Dalton Holme is a well in the Yorkshire Chalk to the north-west of Hull. It is drilled into the Burnham Chalk Formation, through a thin drift cover. Our records of the water level in this well date back to 1889. The well is 1.5 m wide — almost big enough to lie down in!
Our enquiries service can help you to access groundwater level data for this well.
Our groundwater level records for Dalton Holme start in 1889.
|Datum||34.5 m AOD|
|Monitored by||EA North East|
This well measures water level in the Yorkshire Chalk to the north-west of Hull.
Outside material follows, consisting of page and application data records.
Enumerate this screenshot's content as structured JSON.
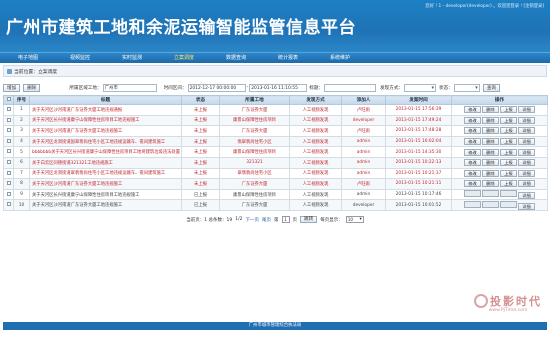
{
  "header": {
    "title": "广州市建筑工地和余泥运输智能监管信息平台",
    "user_info": "您好 ! 1 - developer(developer) 。欢迎您登录 ! [注销登录]"
  },
  "nav": {
    "items": [
      {
        "label": "电子地图"
      },
      {
        "label": "视频监控"
      },
      {
        "label": "实时监测"
      },
      {
        "label": "立案调度"
      },
      {
        "label": "数据查询"
      },
      {
        "label": "统计报表"
      },
      {
        "label": "系统维护"
      }
    ],
    "active_index": 3
  },
  "breadcrumb": {
    "text": "当前位置：立案调度"
  },
  "toolbar": {
    "add_label": "增加",
    "delete_label": "删除",
    "site_label": "所属区域工地：",
    "site_value": "广州市",
    "time_label": "时间区间：",
    "time_start": "2012-12-17 00:00:00",
    "time_sep": "-",
    "time_end": "2013-01-16 11:10:55",
    "title_label": "标题：",
    "title_value": "",
    "find_label": "发现方式：",
    "find_value": "",
    "status_label": "状态：",
    "status_value": "",
    "query_label": "查询"
  },
  "table": {
    "headers": [
      "序号",
      "标题",
      "状态",
      "所属工地",
      "发现方式",
      "添加人",
      "发案时间",
      "操作"
    ],
    "rows": [
      {
        "no": "1",
        "title": "关于天河区沙河南道广东证券大厦工地违规通报",
        "status": "未上报",
        "site": "广东证券大厦",
        "method": "人工视频发现",
        "adder": "卢旺雨",
        "time": "2013-01-15 17:56:39",
        "ops": [
          "修改",
          "删除",
          "上报",
          "详细"
        ],
        "red": true
      },
      {
        "no": "2",
        "title": "关于天河区长兴街道康宁山保障性住房项目工地违规施工",
        "status": "未上报",
        "site": "康景山保障性住房项目",
        "method": "人工视频发现",
        "adder": "developer",
        "time": "2013-01-15 17:49:24",
        "ops": [
          "修改",
          "删除",
          "上报",
          "详细"
        ],
        "red": true
      },
      {
        "no": "3",
        "title": "关于天河区沙河南道广东证券大厦工地违规施工",
        "status": "未上报",
        "site": "广东证券大厦",
        "method": "人工视频发现",
        "adder": "卢旺雨",
        "time": "2013-01-15 17:48:28",
        "ops": [
          "修改",
          "删除",
          "上报",
          "详细"
        ],
        "red": true
      },
      {
        "no": "4",
        "title": "关于天河区龙洞街道国翠翡尚住宅小区工地违规运输车、夜间建筑施工",
        "status": "未上报",
        "site": "翡翠翡尚住宅小区",
        "method": "人工视频发现",
        "adder": "admin",
        "time": "2013-01-15 16:02:04",
        "ops": [
          "修改",
          "删除",
          "上报",
          "详细"
        ],
        "red": true
      },
      {
        "no": "5",
        "title": "bbbbbbb关于天河区长兴街道康宁山保障性住房项目工地将建筑垃圾违法处置",
        "status": "未上报",
        "site": "康景山保障性住房项目",
        "method": "人工视频发现",
        "adder": "admin",
        "time": "2013-01-15 14:35:30",
        "ops": [
          "修改",
          "删除",
          "上报",
          "详细"
        ],
        "red": true
      },
      {
        "no": "6",
        "title": "关于白云区同德街道321321工地违规施工",
        "status": "未上报",
        "site": "321321",
        "method": "人工视频发现",
        "adder": "admin",
        "time": "2013-01-15 10:22:13",
        "ops": [
          "修改",
          "删除",
          "上报",
          "详细"
        ],
        "red": true
      },
      {
        "no": "7",
        "title": "关于天河区龙洞街道翠翡翡尚住宅小区工地违规运输车、夜间建筑施工",
        "status": "未上报",
        "site": "翠翡翡尚住宅小区",
        "method": "人工视频发现",
        "adder": "admin",
        "time": "2013-01-15 10:21:37",
        "ops": [
          "修改",
          "删除",
          "上报",
          "详细"
        ],
        "red": true
      },
      {
        "no": "8",
        "title": "关于天河区沙河南道广东证券大厦工地违规施工",
        "status": "未上报",
        "site": "广东证券大厦",
        "method": "人工视频发现",
        "adder": "卢旺雨",
        "time": "2013-01-15 10:21:11",
        "ops": [
          "修改",
          "删除",
          "上报",
          "详细"
        ],
        "red": true
      },
      {
        "no": "9",
        "title": "关于天河区长兴街道康宁山保障性住房项目工地违规施工",
        "status": "已上报",
        "site": "康景山保障性住房项目",
        "method": "人工视频发现",
        "adder": "admin",
        "time": "2013-01-15 10:17:46",
        "ops": [
          "",
          "",
          "",
          "详细"
        ],
        "red": false
      },
      {
        "no": "10",
        "title": "关于天河区沙河南道广东证券大厦工地违规施工",
        "status": "已上报",
        "site": "广东证券大厦",
        "method": "人工视频发现",
        "adder": "developer",
        "time": "2013-01-15 10:01:52",
        "ops": [
          "",
          "",
          "",
          "详细"
        ],
        "red": false
      }
    ]
  },
  "pager": {
    "summary": "当前页：1  总条数：19",
    "page_of": "1/2",
    "next": "下一页",
    "last": "尾页",
    "goto_prefix": "第",
    "goto_value": "1",
    "goto_suffix": "页",
    "jump": "跳转",
    "per_page_label": "每页显示：",
    "per_page_value": "10"
  },
  "footer": {
    "text": "广州市城市管理综合执法局"
  },
  "watermark": {
    "text": "投影时代",
    "url": "www.PjTime.com"
  },
  "colors": {
    "header_blue": "#1f73b6",
    "alert_red": "#c0272d",
    "active_nav": "#ffe066"
  }
}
It is drilled into the Burnham Chalk Formation, through a thin drift cover.
The original 1.5 metre diameter shaft on the site is thought to have been dug in 1876 to 28.5 metres depth.
A 460 mm bore was drilled through the base of the shaft in 1946, and plain lining (depth unknown) was inserted.
The well was constructed for a domestic water supply and is regularly pumped.
A borehole was drilled 10 metres from the well in 1990.
The hydrograph has a broadly sinusoidal appearance, with an absolute recorded range of 14.8 m, although annuual fluctuations are typically around 7 metres.The groundwater levels at Dalton Holme respond relatively slowly to rainfall, perhaps influenced by the drift cover.
The minimum recorded level is 9.64 m AOD on 14 February, 1992, and the maximum recorded water level is 23.82 m AOD on 30 March, 1947. There does appear to be some constraint in both minima and maxima, and as the well neither dries up nor overflows, this implies some regional stratigraphic control on levels.
Weekly levels measured from 1889. A chart recorder was fitted in 1977 and continuous digital recording started in 1986.
Long term hydrograph of groundwater levels in the Dalton Holme Estate well in the Chalk of Yorkshire, R A Monkhouse, 1992.
Contact Andrew McKenzie for further information